After 8 successful weeks of Comida Corrida, I’ve been able to network through my friends and aquaintances here in Arcata and have been hired to cater for a few clients. Small event catering is the “steak” of my dream business. Comida Corrida (every Thursday by bicycle) has served as an effective advertising mechanism for my services. I’m interested in trying out bold ideas within the parameters of what we, conventionally refer to as commerce. Whenever I hear a reference to “our economy,” I take a minute (yes, it takes that long as it’s idiom is so ingrained in my cultural understanding) to remove the idea from a [far-away-institution-that-we-have-little-control-over], and place it gently over “my economy,” the one that I practice every single time we exchange. Our daily transactions in commerce: that is our economy. Wouldn’t you agree that the perfect place to reorganize our concepts of advertising and transparency is right here in our circle?
Great, me too.
In fact, in looking over the bulk of receipts from the North Coast Co-Op, I can clearly see that Comida Corrida is an act of advertising because of the way it costs. Cost of ingredients plus the twelve hours of labor that go into it break even with sales. This means that profit really comes in the form of booking private catering jobs, which is my primary service, which means that the weekly lunch run is, indeed, a form of advertising.

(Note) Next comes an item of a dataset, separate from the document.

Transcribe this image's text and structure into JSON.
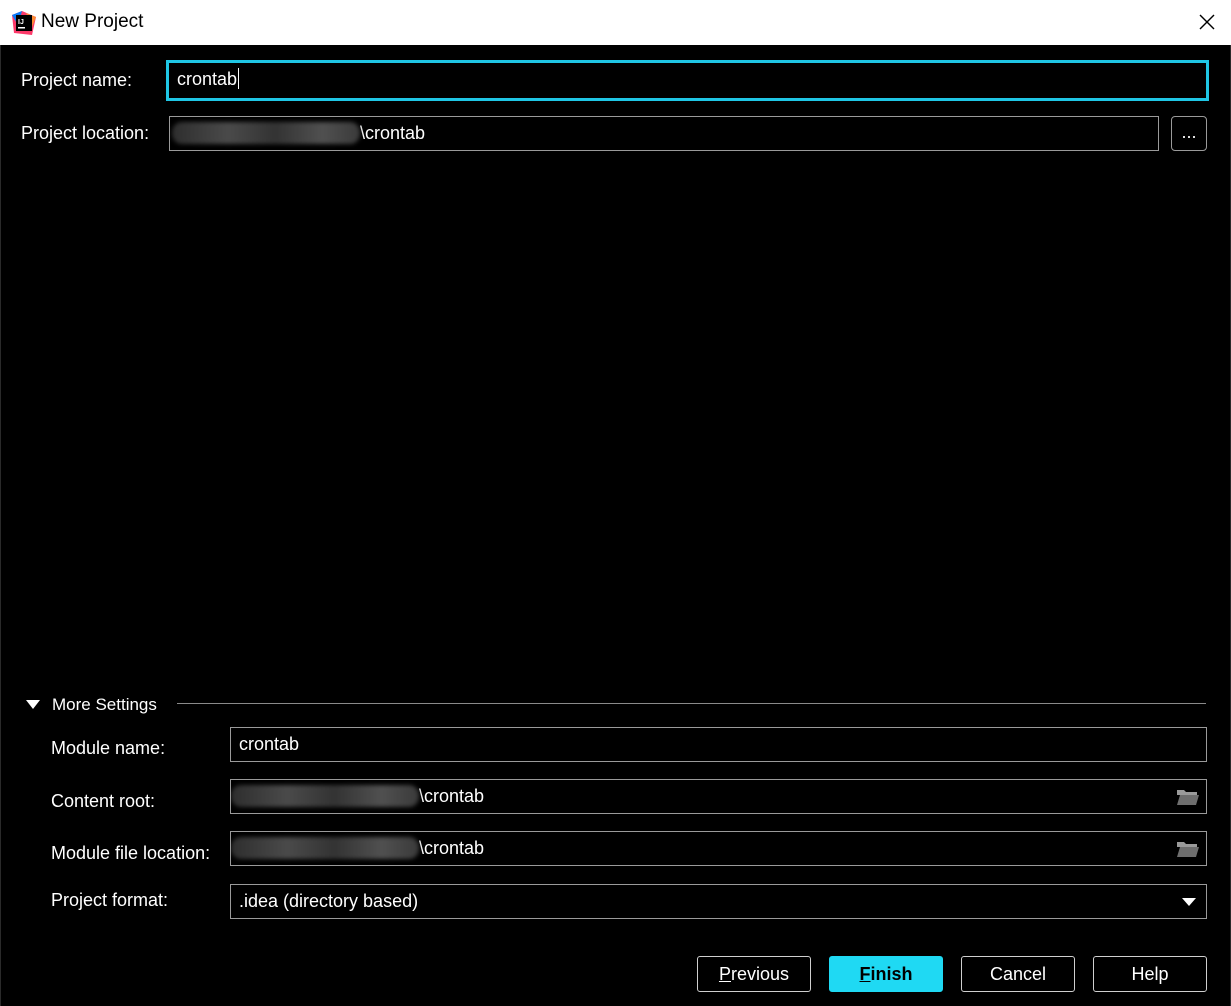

Why do I find this so darn amazing? Because despite the suggestion to draw up a visual ad in the traditional sense by brokering it out, I have followed through on my instinct to act on what inspires me….Wonka vision. Compare this mentality to the act of buying a t-shirt with a logo on it. I would like to rationalize that the reason behind iconic recognition of popular logos is due to attractive design. It stigmatizes status to be based on one’s appreciation of a certain design style. The experience of sporting logo-ed garments ranges from good taste to bad taste. Why, that reminds me of eating (experiencing the effects of) a unique and lovingly handmade sandwich, right?
I find ad space compromising. I find our nation’s brand of political debate to be like an ad space: compromising. We see or hear sound bytes that appeal to us, many times in the form of promises on the scale of a tall order. What we are unable to do is experience these promises in action. Because our convictions lie in belief, in the case of purchasing and or voting, there is a degree of risk. Now, I’m not arguing for the obliteration of risk altogether (it’s the part of nature that I deeply love) but isn’t it nice to taste the goods up front before you invest a noteworthy amount of hard-earned resources into four years of an administration’s politics or an entire evening of wonderful foods? Just something to ponder.
Food is love, Love is food is my lab where I experiment with forms of sustainable business practices. I enjoy testing new ideas and returning to reform my hypothesis regarding the effectiveness and composition of a sustainable business. Soon, I will post data so we can better understand where this is going. Most definitely, as with the way I go about most things, I can assure you that I choose to experience life by unconventional means.
Understanding evolutionary and developmental systems (or Evo-Devo as we say in the field) inspires me to see great potential for resolving our ideological systems. If we were comparative biologists right now, we would understand the importance of localized study in order to grasp the implications of broader systems. I leave you with this meditation:
“All adaptation is local.” – Wes Jackson, Founder and current President of The Land Institute